Schlunk’s initial paper followed my highly simplistic analysis suggesting this investment approach. I haven’t fully analyzed this paper but it appears to be careful and competent. My main caveat is that valuing a law degree is immensely complicated by the significant technological and market changes the law business is undergoing (see Law’s Information Revolution).  This means that a legal education may be significantly more or less valuable than Schlunk assumes.  How much more or less depends in part on the type of legal education the new lawyer receives. That’s where my Practicing Theory comes in.  

The considerable flux in the market means law graduates may need to be patient in order to fully exploit their opportunities.  Obviously their ability to be patient will depend significantly on their debt load.

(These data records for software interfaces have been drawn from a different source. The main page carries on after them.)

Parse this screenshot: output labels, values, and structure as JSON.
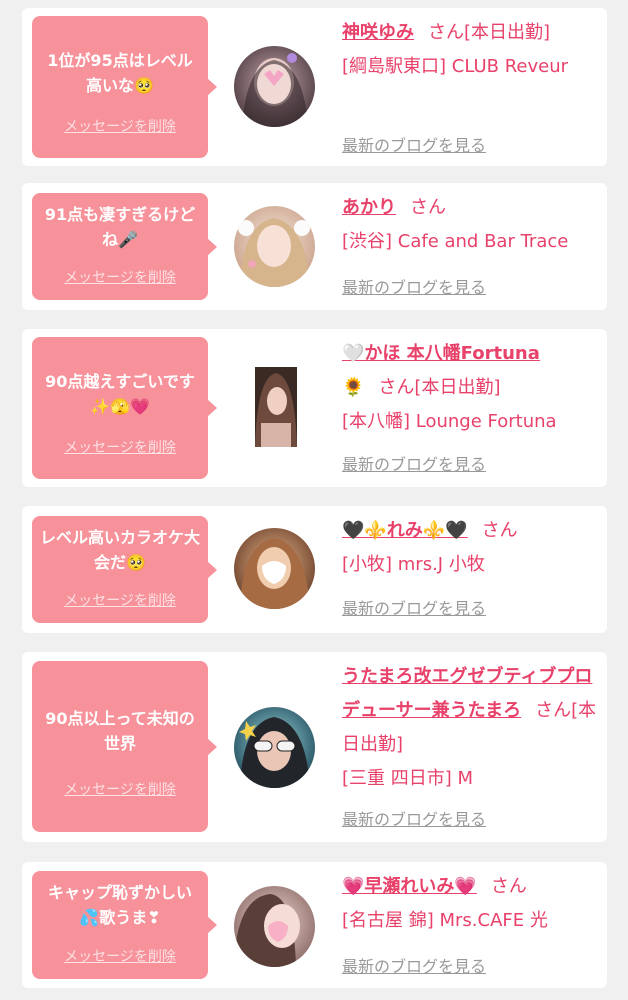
{
  "colors": {
    "accent": "#e8416a",
    "bubble": "#f7929b",
    "background": "#f0f0f0",
    "card": "#ffffff",
    "blog_link": "#999999"
  },
  "entries": [
    {
      "message": "1位が95点はレベル高いな🥺",
      "delete_label": "メッセージを削除",
      "name": "神咲ゆみ",
      "honorific": "さん",
      "status": "[本日出勤]",
      "shop": "[綱島駅東口] CLUB Reveur",
      "blog_label": "最新のブログを見る"
    },
    {
      "message": "91点も凄すぎるけどね🎤",
      "delete_label": "メッセージを削除",
      "name": "あかり",
      "honorific": "さん",
      "status": "",
      "shop": "[渋谷] Cafe and Bar Trace",
      "blog_label": "最新のブログを見る"
    },
    {
      "message": "90点越えすごいです✨🫣💗",
      "delete_label": "メッセージを削除",
      "name": "🤍かほ 本八幡Fortuna",
      "name_suffix": "🌻",
      "honorific": "さん",
      "status": "[本日出勤]",
      "shop": "[本八幡] Lounge Fortuna",
      "blog_label": "最新のブログを見る"
    },
    {
      "message": "レベル高いカラオケ大会だ🥺",
      "delete_label": "メッセージを削除",
      "name": "🖤⚜️れみ⚜️🖤",
      "honorific": "さん",
      "status": "",
      "shop": "[小牧] mrs.J 小牧",
      "blog_label": "最新のブログを見る"
    },
    {
      "message": "90点以上って未知の世界",
      "delete_label": "メッセージを削除",
      "name": "うたまろ改エグゼブティブプロデューサー兼うたまろ",
      "honorific": "さん",
      "status": "[本日出勤]",
      "shop": "[三重 四日市] M",
      "blog_label": "最新のブログを見る"
    },
    {
      "message": "キャップ恥ずかしい💦歌うま❣",
      "delete_label": "メッセージを削除",
      "name": "💗早瀬れいみ💗",
      "honorific": "さん",
      "status": "",
      "shop": "[名古屋 錦] Mrs.CAFE 光",
      "blog_label": "最新のブログを見る"
    }
  ]
}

Given these extra complications on top of the complications inherent in Schlunk’s analysis, one must be skeptical of simplistic conclusions that law school is a rip-off or a good deal even for a particular applicant, much less in general.

Those attending the Wisconsin in-house counsel conference this weekend (kudos to Jonathan Lipson for a well-organized and comprehensive program) got a great overview of the problems and opportunities facing the lawyers who work inside corporations.  Here’s some brief observations.

As previously reported, my own contribution focused on how technology might significantly affect in-house lawyers’ work, including by moving many of their tasks to software and non-lawyers.  This has potential implications for the discussions by Larry Hamermesh, Don Langevoort, Deborah DeMott, Steve Schwarcz and Kathleen Cully of the watchdog or gatekeeper responsibilities of in-house lawyers. If in-house lawyers try to become gatekeepers, might this encourage firms to replace their lawyers with software and non-lawyer employees?

Several speakers (Sida Liu, David Wilkins, Christoph Henkel) discussed in-house lawyers outside the U.S. We learned, among other things, that countries such as China and Germany train and accredit lawyers separately for litigation and in-house service. I argued in Practicing Theory and in my paper for this symposium against the one-size-fits-all approach of legal education in the U.S.

The global perspective reinforced my view that U.S corporations and therefore their lawyers need to understand the laws of the many countries they do business in.  Daniel Chow, Mike Koehler, Andrew Spalding and Joe Yockey’s discussions of the Foreign Corrupt Practices Act also showed that firms need to understand foreign cultures. The U.S.-centric approach of U.S. legal education is increasingly out of step with global markets.

In general, while technology and markets are eroding the market for lawyers, there’s still plenty left for them to do, including in-house. But are U.S. law schools training for this work?